A detail: for the first time in many years, crude shipments to the U.S. dropped below half a million daily barrels, according to Reuters.

Let’s talk of conspiracies

Vice-president Tareck el Aissami announced the arrest of Manuel Chacín Díaz, whom he accused of terrorism, claiming that he’d been issued an arrest warrant last year, accused of intentional homicide, aggravated robbery and criminal association.

According to El Aissami, this man was getting his orders from Óscar Pérez – the former CICPC Special Forces (BAE) agent and swoon-inducing helicopter pilot, wanted since June of this year – and frequently talked on the phone with Leopoldo López, so he accused political party Voluntad Popular of recruiting young criminals to carry out “terrorist actions.”

Cynicism reared its head when El Aissami spoke of potential sabotage in public services to cause chaos and rekindle street protests, as if the suspension of power, water and gas supplies required outside intervention.

The accused party responded to El Aissami with a statement out of which this line is noteworthy:

“Voluntad Popular’s activists and leaders are not precisely the ones leading in OFAC sanctions, which shows that several government officials have proven links with drug trafficking and international terrorism.“


Interior minister Néstor Reverol submitted a report before the ANC to review the progress made in terms of security policy and claimed that the training of the Armed Forces and the National Bolivarian Police prevented thousands of deaths during the months of protests.

He said that 71% of the 1,455 people injured during protests were military officers.

It’s not strange for him to say that he won’t stop congratulating security bodies “for their bravery and courage to guarantee peace in the country.”

According to Reverol, criminal activity this year dropped by 18.7%, the problem still lies in “the perception of security.”

He also submitted the constituent bill for Peace Quadrants. Sadly, he didn’t talk about the 439 political prisoners or about how the hearing for one of them, Mayor Delson Guárate, was postponed for a tenth time yesterday.

Meanwhile, the hearing for the presidential couple’s narconephews concluded. The defense made several requests that were dismissed by the  judge and they’re likely to get a definitive sentence on December 14th.

Teodoro, the reference

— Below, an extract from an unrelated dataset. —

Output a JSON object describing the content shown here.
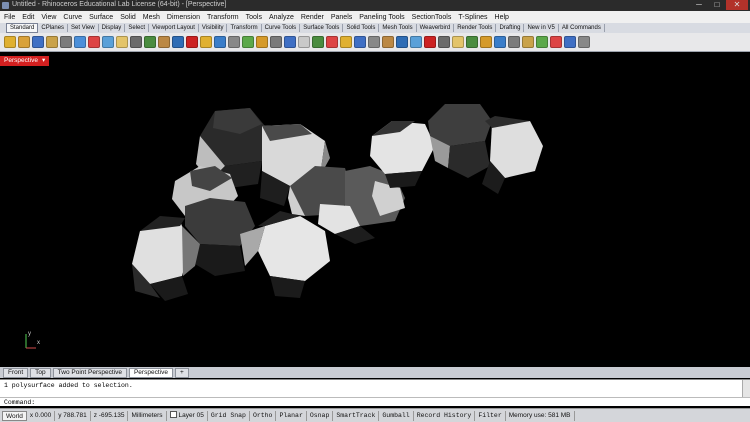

While Nicolás recorded videos with a copy of the World Atlas to give some context to his tour through Russia, Belarus and Turkey, with a stop in Algeria – the second in three weeks – during which he took pictures with the Senate Speaker for Instagram, it was reported that the Inter American Bar Association (IABA) suspended Hermann Escarrá for being in the OFAC List and also, the black market dollar surpassed the Bs. 29,000 mark.

But last night in Buenos Aires, Teodoro Petkoff, head of TalCual, was recognized with the Premio Perfil a la Libertad de Expresión Internacional award. Although he couldn’t attend the ceremony, the host of the event said that this prize rewards “the effort of those who are able to speak out for those who have no voice and celebrate differences of opinion, as well as creative, open and pluralist debate,” adding that Teodoro is one of the strongest critics against the authoritarian methods developed in Venezuela.

Teodoro showed his gratitude for the award with a text read in the ceremony: “I want to thank Perfil de América for this award to free speech, not for me but for TalCual (…) we’ve tried to be the bastion of free speech and the defense of the rights of Venezuelans (…) I’m certain this honorable prize will contribute to turn the world’s eyes to Venezuela in this difficult moment in its history.” And I add “Amen”.

Naky Soto

Naky gets called Naibet at home and at the bank. She coordinates training programs for an NGO. She collects moments and turns them into words. She has more stories than freckles.